Radishes are an easy-to-grow root vegetable with a fiery flavor that can be tamed with a little effort. Whether you enjoy your radishes fresh from the garden or roasted and mellow I’ve got a radish recipe for you to try!
Before you get ready to cook up a radish or two there is one thing to keep in mind. There are many varieties of radishes and they can all be broken down into two categories.
They’re a popular spring vegetable because they don’t mind the cold and they make a great garden filler with their quick turnaround from seed to plate. Spring radishes can be grown all season long but they will struggle in the heat.

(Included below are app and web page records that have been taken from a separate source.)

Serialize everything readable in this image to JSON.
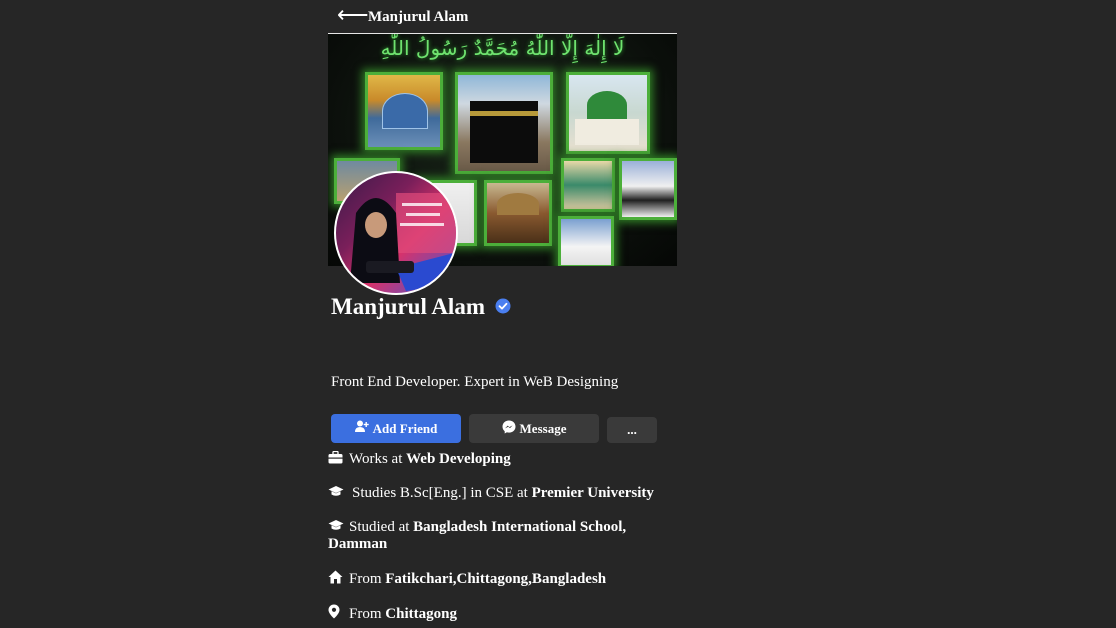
{
  "header": {
    "back_icon": "left-arrow-icon",
    "title": "Manjurul Alam"
  },
  "cover": {
    "calligraphy": "لَا إِلٰهَ إِلَّا اللّٰهُ مُحَمَّدٌ رَسُولُ اللّٰهِ"
  },
  "profile": {
    "name": "Manjurul Alam",
    "verified_icon": "verified-badge-icon",
    "bio": "Front End Developer. Expert in WeB Designing"
  },
  "actions": {
    "add_friend": "Add Friend",
    "message": "Message",
    "more": "..."
  },
  "details": [
    {
      "icon": "briefcase-icon",
      "prefix": "Works at",
      "value": "Web Developing"
    },
    {
      "icon": "graduation-cap-icon",
      "prefix": "Studies B.Sc[Eng.] in CSE at",
      "value": "Premier University"
    },
    {
      "icon": "graduation-cap-icon",
      "prefix": "Studied at",
      "value": "Bangladesh International School, Damman"
    },
    {
      "icon": "home-icon",
      "prefix": "From",
      "value": "Fatikchari,Chittagong,Bangladesh"
    },
    {
      "icon": "location-pin-icon",
      "prefix": "From",
      "value": "Chittagong"
    }
  ],
  "colors": {
    "background": "#262626",
    "accent": "#3b6fe0",
    "secondary_button": "#3a3a3a",
    "verified": "#4a7ff0"
  }
}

They’re best when they’re grown quickly and harvested small. Too much stress from lack of water or too much heat will lead to really hot radishes with an unappealing texture. Spring radishes left in the ground too long with also have texture issues and may even bolt or go to seed.

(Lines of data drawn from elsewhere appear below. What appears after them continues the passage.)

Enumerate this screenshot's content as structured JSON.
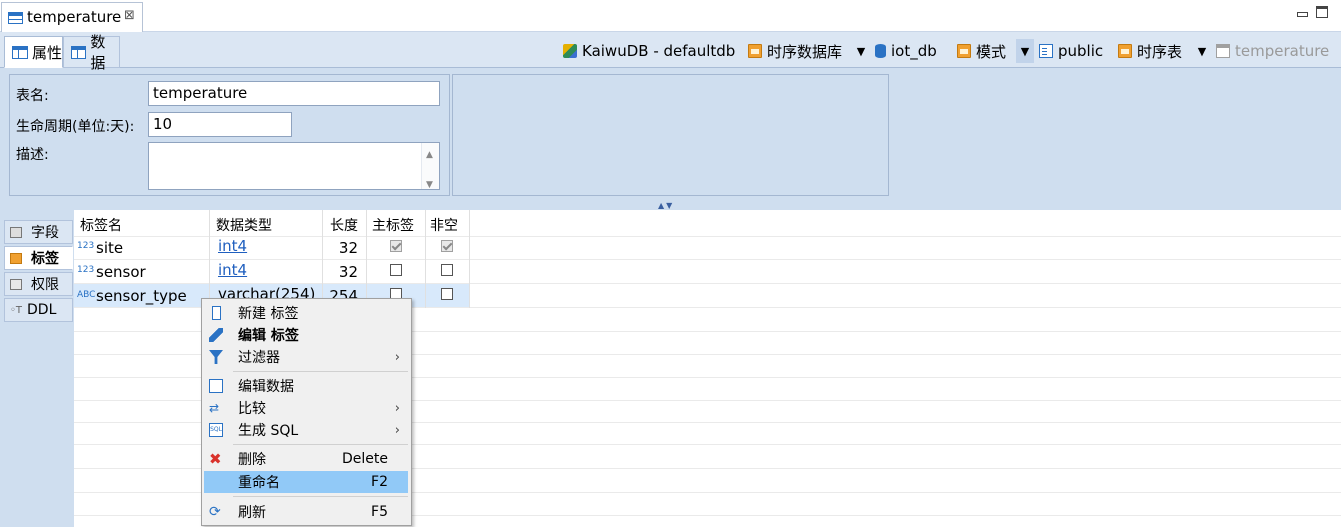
{
  "editor_tab": {
    "title": "temperature",
    "close": "⊠"
  },
  "subtabs": {
    "properties": "属性",
    "data": "数据"
  },
  "breadcrumb": {
    "connection": "KaiwuDB - defaultdb",
    "database_type": "时序数据库",
    "database": "iot_db",
    "schema_label": "模式",
    "schema": "public",
    "table_type": "时序表",
    "table": "temperature"
  },
  "form": {
    "table_name_label": "表名:",
    "table_name_value": "temperature",
    "lifetime_label": "生命周期(单位:天):",
    "lifetime_value": "10",
    "description_label": "描述:",
    "description_value": ""
  },
  "sidetabs": {
    "fields": "字段",
    "tags": "标签",
    "permissions": "权限",
    "ddl": "DDL"
  },
  "grid": {
    "headers": {
      "tag_name": "标签名",
      "data_type": "数据类型",
      "length": "长度",
      "primary_tag": "主标签",
      "not_null": "非空"
    },
    "rows": [
      {
        "type_icon": "123",
        "name": "site",
        "data_type": "int4",
        "length": "32",
        "primary_tag": true,
        "not_null": true
      },
      {
        "type_icon": "123",
        "name": "sensor",
        "data_type": "int4",
        "length": "32",
        "primary_tag": false,
        "not_null": false
      },
      {
        "type_icon": "ABC",
        "name": "sensor_type",
        "data_type": "varchar(254)",
        "length": "254",
        "primary_tag": false,
        "not_null": false
      }
    ]
  },
  "context_menu": {
    "new_tag": "新建 标签",
    "edit_tag": "编辑 标签",
    "filters": "过滤器",
    "edit_data": "编辑数据",
    "compare": "比较",
    "generate_sql": "生成 SQL",
    "delete": "删除",
    "delete_shortcut": "Delete",
    "rename": "重命名",
    "rename_shortcut": "F2",
    "refresh": "刷新",
    "refresh_shortcut": "F5",
    "submenu_arrow": "›"
  },
  "colors": {
    "panel_bg": "#cfdeef",
    "selection": "#91c9f7",
    "row_selected": "#d8e9fb",
    "link": "#1f5fbf",
    "delete_icon": "#d9322b"
  }
}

Despite the name, these radishes are not planted in the winter. Instead, they are planted in the summer or early fall.
They take about 60 days from seed to harvest. Winter radishes take instructions from the sun and a shortening day length is what triggers them to produce the large roots we know and love.
Spring and winter radishes can be used interchangeably in most recipes, just keep in mind the differences in size and the strength of the bite.

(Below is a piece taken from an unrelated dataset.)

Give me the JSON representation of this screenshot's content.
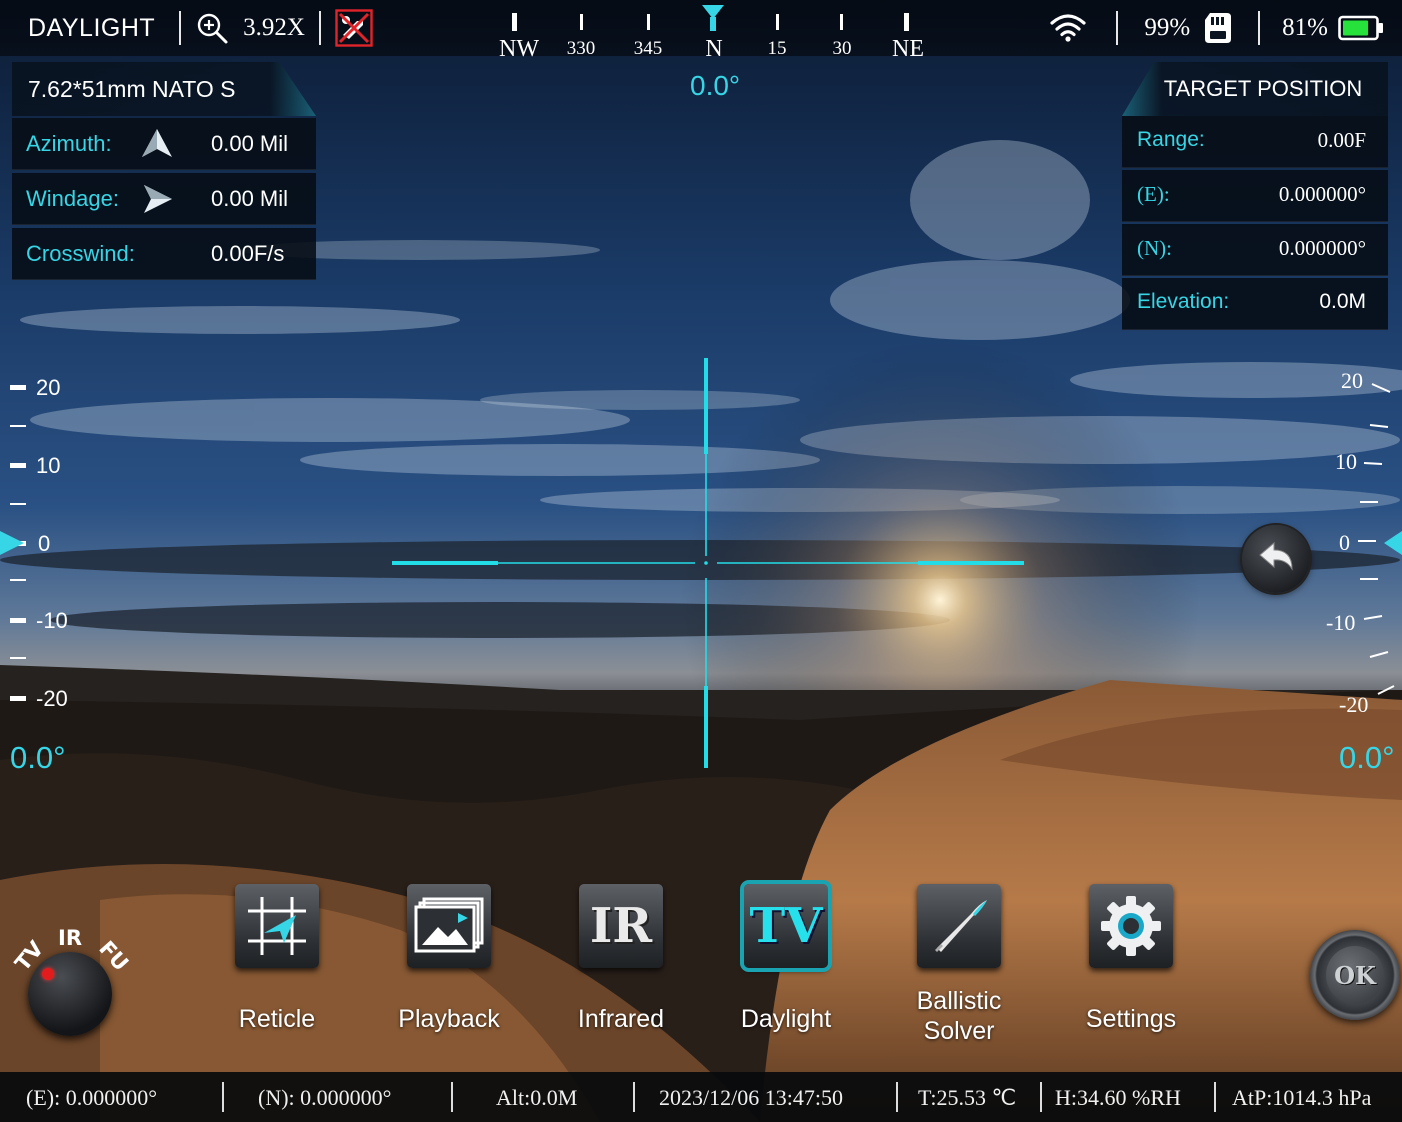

Along with the roots, the greens from both spring and winter radishes are edible and can be used in salads or blitzed into a pesto.
Radishes are an underappreciated wonder in the garden. The entire plant is edible, from the root to the greens and even the flowers and flower buds. Enjoy them raw or cooked fresh from the garden or farmers market.
Spring Radish Recipes
Spring radishes are usually sold in bunches with the greens attached. This group includes the ubiquitous round red radish along with snowy white icicle radishes, multi-colored Easter egg radishes, and pretty French breakfast radishes. They can all be used interchangeably in recipes.